However, “Il Carnevale” does not look the same in every part of Italy, as each has their own traditions, such as the Battle of the Oranges or Horse Jousting. 


With 3 million people traveling here every year, Venice’s version of “Carnevale” is by far the biggest and most famous. Starting on February 12th this year, the two week festival transforms public areas into showcases for actors, acrobats, and musicians, filling the streets with mischief and elaborate masks and elegant costumes. Since the 1500s, Venetians would wear masks as a way of hiding their identity to truly celebrate this time without consequence. Other than the masks, Venice is also famous for its gondola and boat parades along the Grand Canal, as well as for its fireworks show in Piazza San Marco. 


Following Venice, Viareggio has possibly the next largest celebration of “Carnevale.” Being held on Fat Tuesday and the four weekends following, but before Lent, the month is filled with beautifully engineered floats, masked musical dance parties in the streets at night, and constant parades until the final one is ended with a fireworks show. Viareggio is known for their elaborate and impressive floats that, keeping true to the original reason for the town’s celebration, pokes fun at big political and cultural names. The tradition of these overly specific floats is so serious that planning them starts as soon as the festivities end!

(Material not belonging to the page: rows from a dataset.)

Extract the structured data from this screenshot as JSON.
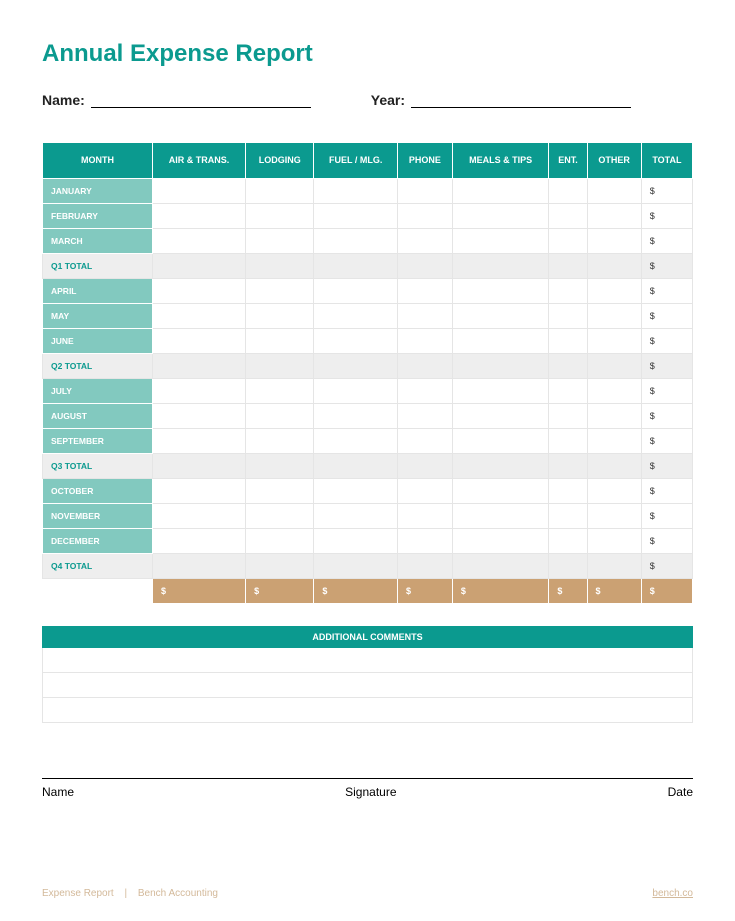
{
  "title": "Annual Expense Report",
  "name_label": "Name:",
  "year_label": "Year:",
  "columns": [
    "MONTH",
    "AIR & TRANS.",
    "LODGING",
    "FUEL / MLG.",
    "PHONE",
    "MEALS & TIPS",
    "ENT.",
    "OTHER",
    "TOTAL"
  ],
  "rows": [
    {
      "type": "month",
      "label": "JANUARY",
      "total": "$"
    },
    {
      "type": "month",
      "label": "FEBRUARY",
      "total": "$"
    },
    {
      "type": "month",
      "label": "MARCH",
      "total": "$"
    },
    {
      "type": "qtotal",
      "label": "Q1 TOTAL",
      "total": "$"
    },
    {
      "type": "month",
      "label": "APRIL",
      "total": "$"
    },
    {
      "type": "month",
      "label": "MAY",
      "total": "$"
    },
    {
      "type": "month",
      "label": "JUNE",
      "total": "$"
    },
    {
      "type": "qtotal",
      "label": "Q2 TOTAL",
      "total": "$"
    },
    {
      "type": "month",
      "label": "JULY",
      "total": "$"
    },
    {
      "type": "month",
      "label": "AUGUST",
      "total": "$"
    },
    {
      "type": "month",
      "label": "SEPTEMBER",
      "total": "$"
    },
    {
      "type": "qtotal",
      "label": "Q3 TOTAL",
      "total": "$"
    },
    {
      "type": "month",
      "label": "OCTOBER",
      "total": "$"
    },
    {
      "type": "month",
      "label": "NOVEMBER",
      "total": "$"
    },
    {
      "type": "month",
      "label": "DECEMBER",
      "total": "$"
    },
    {
      "type": "qtotal",
      "label": "Q4 TOTAL",
      "total": "$"
    }
  ],
  "grand_total_cells": [
    "",
    "$",
    "$",
    "$",
    "$",
    "$",
    "$",
    "$",
    "$"
  ],
  "comments_header": "ADDITIONAL COMMENTS",
  "sig_labels": {
    "name": "Name",
    "signature": "Signature",
    "date": "Date"
  },
  "footer": {
    "left1": "Expense Report",
    "left2": "Bench Accounting",
    "right": "bench.co"
  }
}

If you’ve taken Italian at FTHS, there’s no doubt you’ve heard of the Battle of Oranges before. During “Carnevale,” the previously calm town of Ivrea comes to life and finishes off with this famous “Battaglia delle Arance.” The battle, where the townspeople throw oranges at each other as either “tyrants” or “peasants” to represent throwing stones or war weapons, reenacts the local legend of Violetta. Violetta was a beautiful peasant girl who was once promised to marry the town tyrant against her will. Upon decapitating him, she initiated the rebellion by the townspeople against the control of the Royal Napoleonic Troops, which is reenacted through this battle each “Carnevale” to this day. 

Unlike with the specific towns of these other islands, the entire island of Sardina’s ancient folklore is put on display during “Carnevale,” with each small town having its own distinct ghostly mask design. However the town of Oristano, with its festivities starting January 17th, not only holds costumed parades, but also horse races and the famous festival called “La Sartiglia,” being the reenactment of a medieval jousting tournament.

Putignano has by far the oldest and longest “Carnevale” in Italy, as they begin as early as December 26th with the “Festa delle Propaggini,” or the Feast for Santo Stefano in English, before finishing two months after with its final parade and famous “funeral” for “Carnevale.” The time in between consists of constant celebration, with the usual masks, parties, confetti, parades, and floats. 

Although not as popular as the prior, I wanted to research and mention Sicily’s version of “Carnevale” so that I could learn more about its traditions, as it was most likely the celebration that my grandparents, who were born in and immigrated from Mezzojuso, Sicily, most likely grew up with. Beyond this, Acireale is still notable as, every year, it hosts one of Sicily’s most spectacular carnivals, with improvising folk poets on the streets and absolutely phenomenal floats, such as traditional ones made of flowers and paper-mache, before once again ending off the celebration with a fireworks show. 

Although its occurrence at this time of the year makes it more difficult, I hope that one day I can experience “Il Carnevale” for myself, whether it be when I finally meet my relatives in Sicily, or if I travel to any of these other amazing parts of Italy. Although I may not be able to experience the celebration anytime soon, with the growing drop in COVID-19 cases in Italy, “Il Carnevale” was finally able to happen in person again this year, no doubt bringing nothing but smiles and joy to the Italians all over.